An exquisite outdoor courtyard with vine-covered walls and a tiered waterfall is but one aspect of the Willows Event Center’s 3,200 square feet of space for conferences, meetings, retreats and receptions. Four boardrooms hold 10-14 participants each.
Once home to one of the largest Air Force training bases in the nation, Lubbock welcomes military groups to its Silent Wings Museum, which houses one of but a few fully restored World War II gliders in existence. Another stop is the Vietnam Center and Sam Johnson Vietnam Archive at Texas Tech University, which tells the story of the American Vietnam Experience and Southeast Asia culture. Staff at the latter can personalize the experience for vet groups.
After the Meeting
Ideal for growing wine grapes, the semi-arid Texas High Plains accounts for more than 90% of the state’s wine grape production. Though the wine industry is young in Texas, the McPherson family has been part of viticulture here for 40-plus years and converted Lubbock’s 1930’s Coca-Cola bottling plant downtown into a thriving urban winery — McPherson Cellars — with a tasting room, lofty interior and outdoor patio.
“With advance notice, we can put together a winemaker’s dinner for a corporate group,” said Thomas Turman, the winery’s executive director.
The partnership of two West Texas families created English Newsome Cellars — Texas Winery of the year in 2020 and 2021. On a wine tour, groups can experience barrel tasting of young wine from an aging barrel and actually meet the winemaker and grape grower.
The handsome, mission-style facility can be rented for up to 250-person events, while at Llano Estacado Winery groups can take pizza-making and wine-pairing classes.
For suds sippers, the 806 Beer Trail sports numerous craft breweries, including the city’s first nano brewery and a hyperlocal microbrewery.
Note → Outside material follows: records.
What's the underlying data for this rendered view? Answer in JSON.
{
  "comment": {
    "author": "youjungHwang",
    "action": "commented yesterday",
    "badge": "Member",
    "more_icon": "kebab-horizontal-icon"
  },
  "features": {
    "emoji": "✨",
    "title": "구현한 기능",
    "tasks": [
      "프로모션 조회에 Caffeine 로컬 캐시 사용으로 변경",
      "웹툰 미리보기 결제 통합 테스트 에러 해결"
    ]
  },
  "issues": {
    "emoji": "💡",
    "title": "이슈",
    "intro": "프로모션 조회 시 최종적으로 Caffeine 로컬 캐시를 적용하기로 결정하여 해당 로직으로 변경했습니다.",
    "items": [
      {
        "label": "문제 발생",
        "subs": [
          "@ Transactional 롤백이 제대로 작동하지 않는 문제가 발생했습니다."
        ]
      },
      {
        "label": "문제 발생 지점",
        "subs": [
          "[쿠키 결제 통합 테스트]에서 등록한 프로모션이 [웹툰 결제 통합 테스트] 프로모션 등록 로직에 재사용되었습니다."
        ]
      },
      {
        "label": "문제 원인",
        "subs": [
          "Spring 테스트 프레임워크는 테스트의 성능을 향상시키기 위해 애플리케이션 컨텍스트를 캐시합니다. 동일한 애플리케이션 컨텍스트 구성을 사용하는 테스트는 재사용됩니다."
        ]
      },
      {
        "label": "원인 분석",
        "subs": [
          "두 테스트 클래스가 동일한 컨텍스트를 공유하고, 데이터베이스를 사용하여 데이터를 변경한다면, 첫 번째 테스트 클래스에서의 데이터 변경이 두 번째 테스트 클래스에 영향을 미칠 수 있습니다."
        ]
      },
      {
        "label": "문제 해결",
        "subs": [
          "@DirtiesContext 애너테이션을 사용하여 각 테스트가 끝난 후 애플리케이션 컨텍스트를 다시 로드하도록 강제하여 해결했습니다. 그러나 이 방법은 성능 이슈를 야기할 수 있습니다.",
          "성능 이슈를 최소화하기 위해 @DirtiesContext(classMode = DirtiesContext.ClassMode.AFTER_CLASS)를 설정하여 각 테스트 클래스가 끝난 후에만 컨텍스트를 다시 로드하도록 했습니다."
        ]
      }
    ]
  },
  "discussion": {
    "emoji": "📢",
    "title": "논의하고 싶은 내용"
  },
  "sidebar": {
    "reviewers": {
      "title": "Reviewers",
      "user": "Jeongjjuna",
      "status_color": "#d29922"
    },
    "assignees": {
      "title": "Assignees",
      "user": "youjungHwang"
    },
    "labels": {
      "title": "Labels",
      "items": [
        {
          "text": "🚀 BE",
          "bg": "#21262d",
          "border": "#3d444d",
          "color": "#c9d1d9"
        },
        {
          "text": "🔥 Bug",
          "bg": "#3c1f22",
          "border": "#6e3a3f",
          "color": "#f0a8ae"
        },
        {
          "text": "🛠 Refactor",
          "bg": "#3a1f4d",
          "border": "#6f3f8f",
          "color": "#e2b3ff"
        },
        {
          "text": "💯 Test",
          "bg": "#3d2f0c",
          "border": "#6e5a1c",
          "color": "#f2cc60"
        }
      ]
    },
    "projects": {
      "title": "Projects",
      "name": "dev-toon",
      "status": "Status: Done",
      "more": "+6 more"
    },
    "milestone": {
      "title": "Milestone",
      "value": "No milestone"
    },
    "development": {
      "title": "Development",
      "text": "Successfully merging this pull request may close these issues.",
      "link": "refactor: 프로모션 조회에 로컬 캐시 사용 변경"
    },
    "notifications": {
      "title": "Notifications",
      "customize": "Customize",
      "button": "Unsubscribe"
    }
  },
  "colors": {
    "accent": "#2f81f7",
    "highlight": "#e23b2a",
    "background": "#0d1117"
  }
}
Housed in the historic Pioneer Building, The Brewery LBK in 2021 was named the No. 1 brewpub in the country by USA Today.
Tex-Mex culinary skills are a great take home for attendees and spouses. Evie Mae’s Pit Barbecue offers a west Texas barbecue class, while Hand of the Cook sponsors tortilla making and a taco lunch.
Teams can work off those Tex-Mex calories at 20-acre Adventure Park’s ropes course, zipline, laser maze, miniature golf, bumper boats and go-karts.